We need some simple rules, Glenda and Lois suggested, like virtual “boids” in computer experiments. Program them with three simple rules and they fly in successful patterns like instinctively programmed birds do. Individual agents form working teams and can create coherent patterns if each follows some simple rules. The Golden Rule, derived from the vision of every major religion and ethical philosophy, is a rule that could, if everyone followed it, create a beneficent social system. Glenda and Lois suggested we may want to adopt it for our working teams. Do unto others as you would have them do unto you. Or negatively, Do not do to another what you would not have him/her do to you. Or Love your neighbor as yourself.
In the last section of their presentation, Glenda and Lois asked us about our hopes and dreams. What is our vision of a fully functioning local church? What is our vision of the Church’s mission? If we keep that vision steadily in our communal consciousness, our self-organizing system will move in that direction. Each action of each individual agent acting intentionally within the connectedness of the system triggers the emergence of the future we long for.
The CCCR vision is a church fully alive, locally and universally, that radiates Jesus' core teaching of radical equality, unabashed inclusivity and transforming love. It is humbling and exhilarating to think we have the power to do this.

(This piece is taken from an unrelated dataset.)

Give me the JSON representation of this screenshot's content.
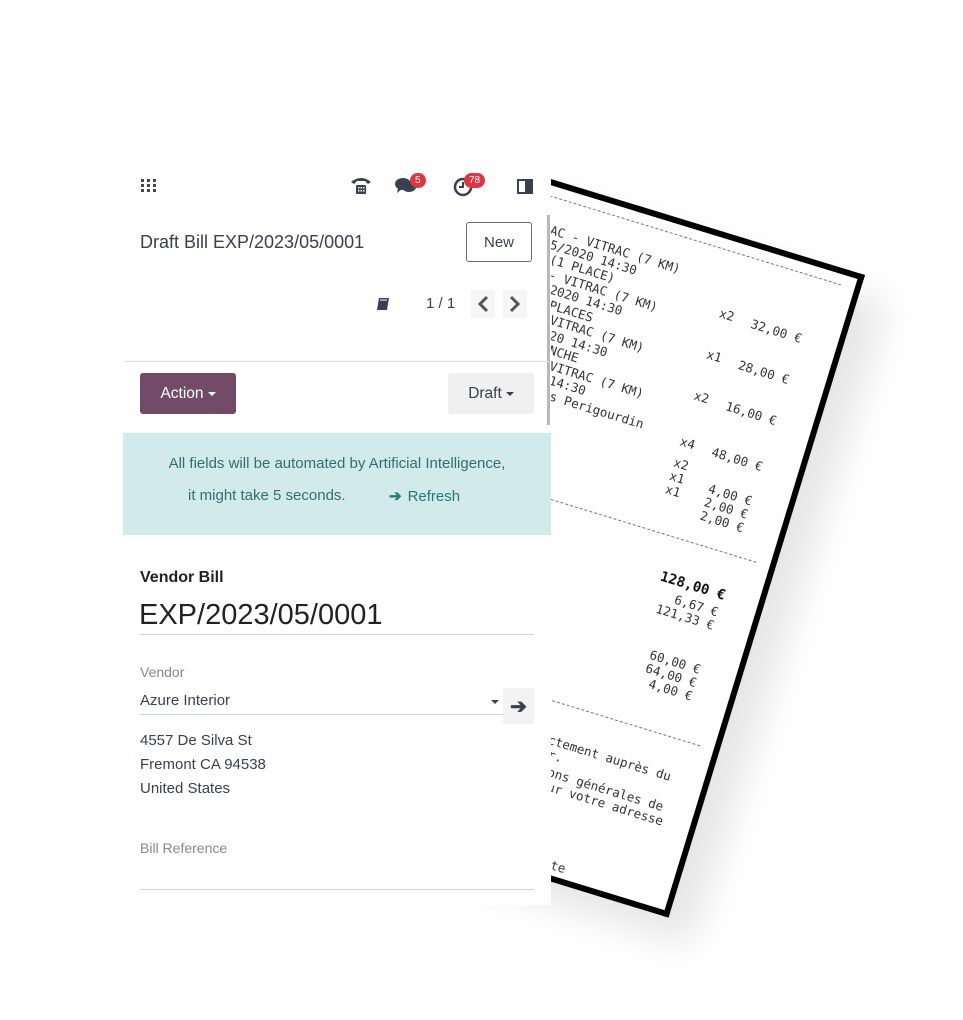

Paula Ruddy is co-chair of the Catholic Coalition for Church Reform (CCCR).
For the first progress report of the 2010 Synod, click here.